"You wretch! Well?"
"Well, I went to see her occasionally afterward, but not often, for the strolling troupe were here, there, and everywhere--from pillar to post. But I never lost sight of her, and I saw her grow up a pretty, slender, bright-eyed lass, well dressed, well fed, and happy--perfectly happy in her wandering life. Her great-grandmother--old Peter Dane's wife--was a gypsy, Mr. Walraven, and I dare say the wild blood broke out. She liked the life, and became the star of the little band--the queen of the troupe. I kept her in view even when she crossed the Atlantic last year, and paid her a visit a week ago to-night."
"Humph!" was Carl Walraven's comment. "Well, Mistress Miriam, it might have been worse; no thanks to you, though. And now--what does she know of her own story?"

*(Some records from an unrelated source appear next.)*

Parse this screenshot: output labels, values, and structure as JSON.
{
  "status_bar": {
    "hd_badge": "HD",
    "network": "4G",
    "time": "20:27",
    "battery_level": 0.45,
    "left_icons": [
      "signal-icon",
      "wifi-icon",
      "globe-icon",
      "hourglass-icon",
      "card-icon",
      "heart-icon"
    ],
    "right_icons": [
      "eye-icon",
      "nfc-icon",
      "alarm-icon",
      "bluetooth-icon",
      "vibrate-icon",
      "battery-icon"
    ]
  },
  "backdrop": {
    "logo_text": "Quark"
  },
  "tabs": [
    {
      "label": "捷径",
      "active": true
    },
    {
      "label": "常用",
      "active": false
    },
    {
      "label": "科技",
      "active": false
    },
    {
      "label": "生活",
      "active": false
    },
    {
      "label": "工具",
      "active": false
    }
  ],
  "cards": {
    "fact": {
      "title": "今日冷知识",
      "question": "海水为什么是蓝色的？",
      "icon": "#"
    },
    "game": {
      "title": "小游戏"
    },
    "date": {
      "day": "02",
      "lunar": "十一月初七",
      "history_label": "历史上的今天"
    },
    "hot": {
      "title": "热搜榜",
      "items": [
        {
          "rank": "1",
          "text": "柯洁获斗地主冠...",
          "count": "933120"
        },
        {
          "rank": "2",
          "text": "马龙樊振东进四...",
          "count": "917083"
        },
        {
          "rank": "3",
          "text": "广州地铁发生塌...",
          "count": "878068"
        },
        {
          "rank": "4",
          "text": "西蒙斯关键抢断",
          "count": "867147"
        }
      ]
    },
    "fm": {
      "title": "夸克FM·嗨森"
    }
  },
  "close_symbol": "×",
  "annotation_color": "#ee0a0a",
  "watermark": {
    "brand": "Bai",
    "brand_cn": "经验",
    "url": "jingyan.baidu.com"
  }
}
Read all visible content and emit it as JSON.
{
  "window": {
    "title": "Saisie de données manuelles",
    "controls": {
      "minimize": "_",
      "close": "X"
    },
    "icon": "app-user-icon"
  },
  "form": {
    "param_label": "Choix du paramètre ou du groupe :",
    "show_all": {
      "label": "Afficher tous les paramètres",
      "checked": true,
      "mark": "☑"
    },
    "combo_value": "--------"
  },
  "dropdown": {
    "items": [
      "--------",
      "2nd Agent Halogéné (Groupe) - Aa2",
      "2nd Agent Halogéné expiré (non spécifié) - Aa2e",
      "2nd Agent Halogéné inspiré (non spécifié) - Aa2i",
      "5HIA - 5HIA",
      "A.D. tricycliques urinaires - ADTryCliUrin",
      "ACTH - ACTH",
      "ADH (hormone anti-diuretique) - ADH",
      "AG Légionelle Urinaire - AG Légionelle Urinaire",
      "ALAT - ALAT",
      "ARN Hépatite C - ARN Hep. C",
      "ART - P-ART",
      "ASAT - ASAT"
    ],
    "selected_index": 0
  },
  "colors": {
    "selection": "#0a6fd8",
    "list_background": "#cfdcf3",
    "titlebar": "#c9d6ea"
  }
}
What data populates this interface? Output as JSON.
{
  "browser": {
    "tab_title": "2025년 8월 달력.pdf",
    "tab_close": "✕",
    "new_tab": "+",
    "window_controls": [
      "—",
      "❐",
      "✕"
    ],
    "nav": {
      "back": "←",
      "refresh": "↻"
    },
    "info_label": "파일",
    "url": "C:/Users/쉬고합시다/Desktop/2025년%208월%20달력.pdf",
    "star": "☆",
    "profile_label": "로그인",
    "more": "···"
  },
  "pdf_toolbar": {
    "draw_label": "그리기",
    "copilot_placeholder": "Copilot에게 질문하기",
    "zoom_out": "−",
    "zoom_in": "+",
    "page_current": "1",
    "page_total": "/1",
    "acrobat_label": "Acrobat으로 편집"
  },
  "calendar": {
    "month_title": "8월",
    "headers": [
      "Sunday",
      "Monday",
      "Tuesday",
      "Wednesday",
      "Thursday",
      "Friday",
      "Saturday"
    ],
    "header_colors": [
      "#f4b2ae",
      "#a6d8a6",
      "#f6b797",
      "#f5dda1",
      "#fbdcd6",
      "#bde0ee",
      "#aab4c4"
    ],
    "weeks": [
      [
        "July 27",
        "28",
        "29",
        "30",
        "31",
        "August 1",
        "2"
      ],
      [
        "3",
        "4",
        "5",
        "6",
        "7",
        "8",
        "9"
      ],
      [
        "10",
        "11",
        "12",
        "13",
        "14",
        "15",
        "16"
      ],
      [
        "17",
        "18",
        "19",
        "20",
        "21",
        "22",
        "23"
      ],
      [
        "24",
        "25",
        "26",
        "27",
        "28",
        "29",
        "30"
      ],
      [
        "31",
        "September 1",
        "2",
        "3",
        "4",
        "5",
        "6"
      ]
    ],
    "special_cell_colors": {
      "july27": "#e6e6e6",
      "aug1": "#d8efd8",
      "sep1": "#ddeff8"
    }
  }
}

"Nothing, I tell you. Her name is Mary Dane, and she is seventeen years old on the twenty-fifth of November. Her father and
Though this romance is as convoluted as most of Fleming's works, the unlikeable characters make it tiresome. The 17-year-old heroine of mysterious origins, Mary Dane, is a cruel flirt with a dramatic bent. On the eve of her wedding to a much older, wealthy man, she's kidnapped and forced to wed one of her jilted suitors. The man wears a disguise, hence "The Unseen Bridegroom."

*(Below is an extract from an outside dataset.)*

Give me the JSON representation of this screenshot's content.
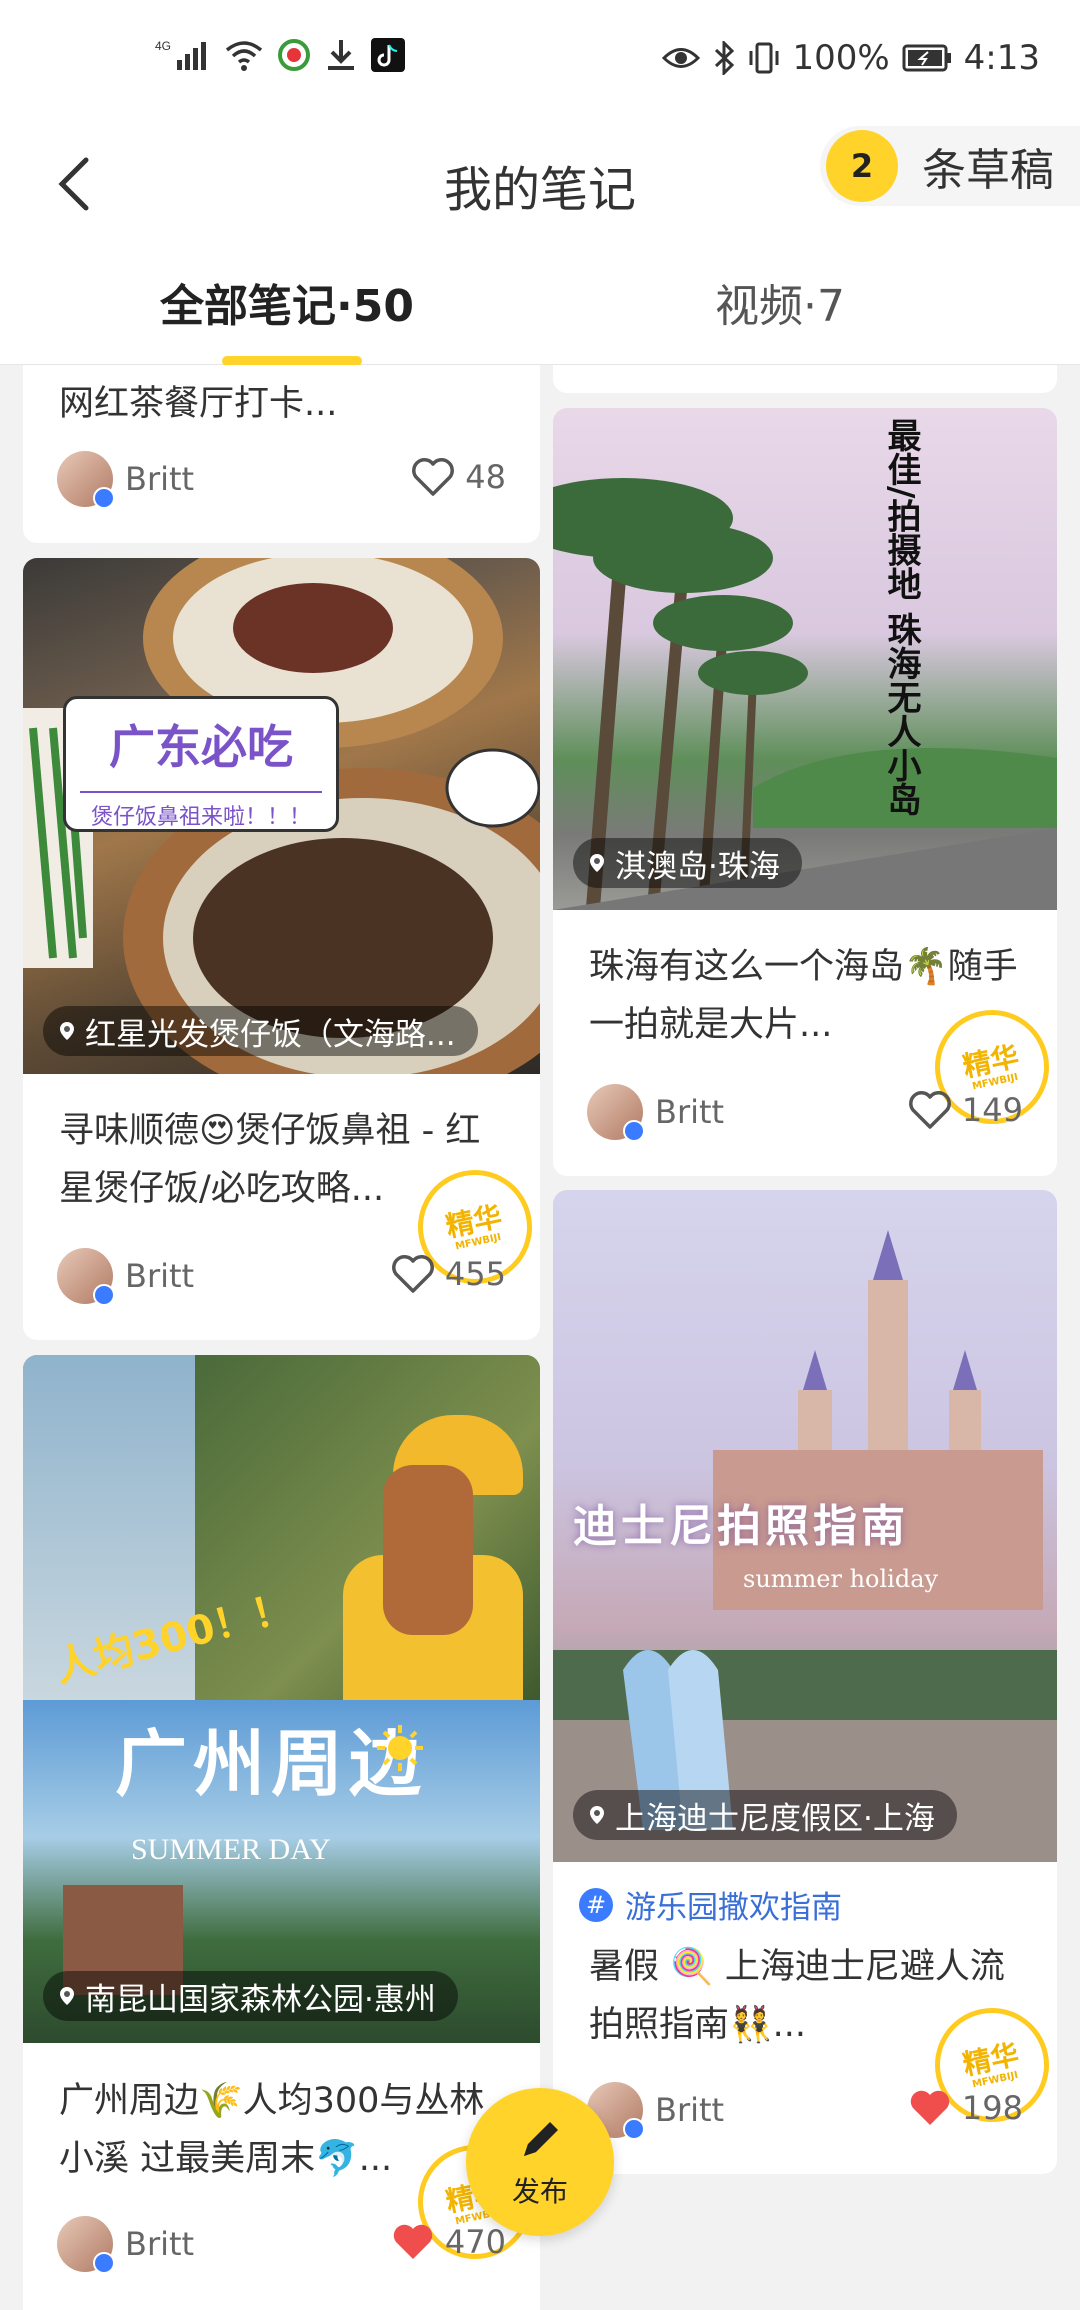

When Mollie is adopted by the wealthy Carl Walraven she's excited about her new life. But the flirty Mollie soon gets herself into trouble, including marrying a man she's never seen! But will the unseen bridegroom turn out to be her worst enemy? Find out in this book.
A great read.